ASSIGNMENT: Wherever pictures occur in the entries below, leave them out and retype the rest exactly.

[Interface dataset entries]
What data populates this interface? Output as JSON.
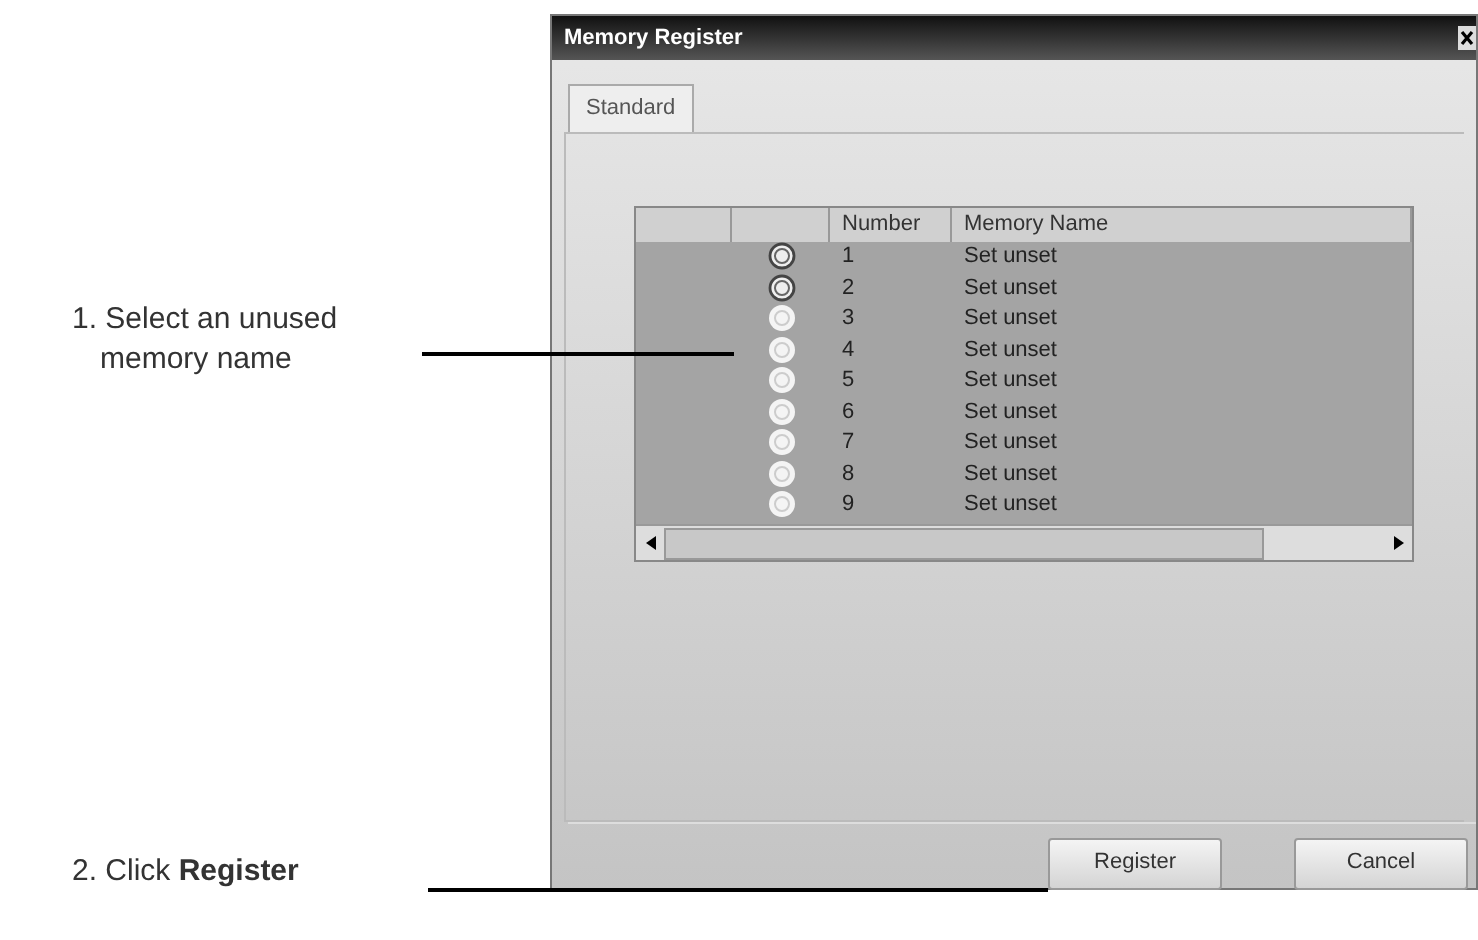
{
  "callouts": [
    {
      "text": "1. Select an unused memory name"
    },
    {
      "text": "2. Click **Register**"
    }
  ],
  "dialog": {
    "title": "Memory Register",
    "tabs": [
      {
        "label": "Standard",
        "selected": true
      }
    ],
    "table": {
      "columns": [
        "Number",
        "Memory Name"
      ],
      "rows": [
        {
          "registered": true,
          "number": "1",
          "name": "Set unset"
        },
        {
          "registered": true,
          "number": "2",
          "name": "Set unset"
        },
        {
          "registered": false,
          "number": "3",
          "name": "Set unset"
        },
        {
          "registered": false,
          "number": "4",
          "name": "Set unset"
        },
        {
          "registered": false,
          "number": "5",
          "name": "Set unset"
        },
        {
          "registered": false,
          "number": "6",
          "name": "Set unset"
        },
        {
          "registered": false,
          "number": "7",
          "name": "Set unset"
        },
        {
          "registered": false,
          "number": "8",
          "name": "Set unset"
        },
        {
          "registered": false,
          "number": "9",
          "name": "Set unset"
        }
      ]
    },
    "buttons": [
      "Register",
      "Cancel"
    ]
  }
}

EXERCISE SOLUTION:
What data populates this interface? Output as JSON.
{
  "callouts": [
    {
      "text": "1. Select an unused memory name"
    },
    {
      "text": "2. Click **Register**"
    }
  ],
  "dialog": {
    "title": "Memory Register",
    "tabs": [
      {
        "label": "Standard",
        "selected": true
      }
    ],
    "table": {
      "columns": [
        "Number",
        "Memory Name"
      ],
      "rows": [
        {
          "registered": true,
          "number": "1",
          "name": "Set unset"
        },
        {
          "registered": true,
          "number": "2",
          "name": "Set unset"
        },
        {
          "registered": false,
          "number": "3",
          "name": "Set unset"
        },
        {
          "registered": false,
          "number": "4",
          "name": "Set unset"
        },
        {
          "registered": false,
          "number": "5",
          "name": "Set unset"
        },
        {
          "registered": false,
          "number": "6",
          "name": "Set unset"
        },
        {
          "registered": false,
          "number": "7",
          "name": "Set unset"
        },
        {
          "registered": false,
          "number": "8",
          "name": "Set unset"
        },
        {
          "registered": false,
          "number": "9",
          "name": "Set unset"
        }
      ]
    },
    "buttons": [
      "Register",
      "Cancel"
    ]
  }
}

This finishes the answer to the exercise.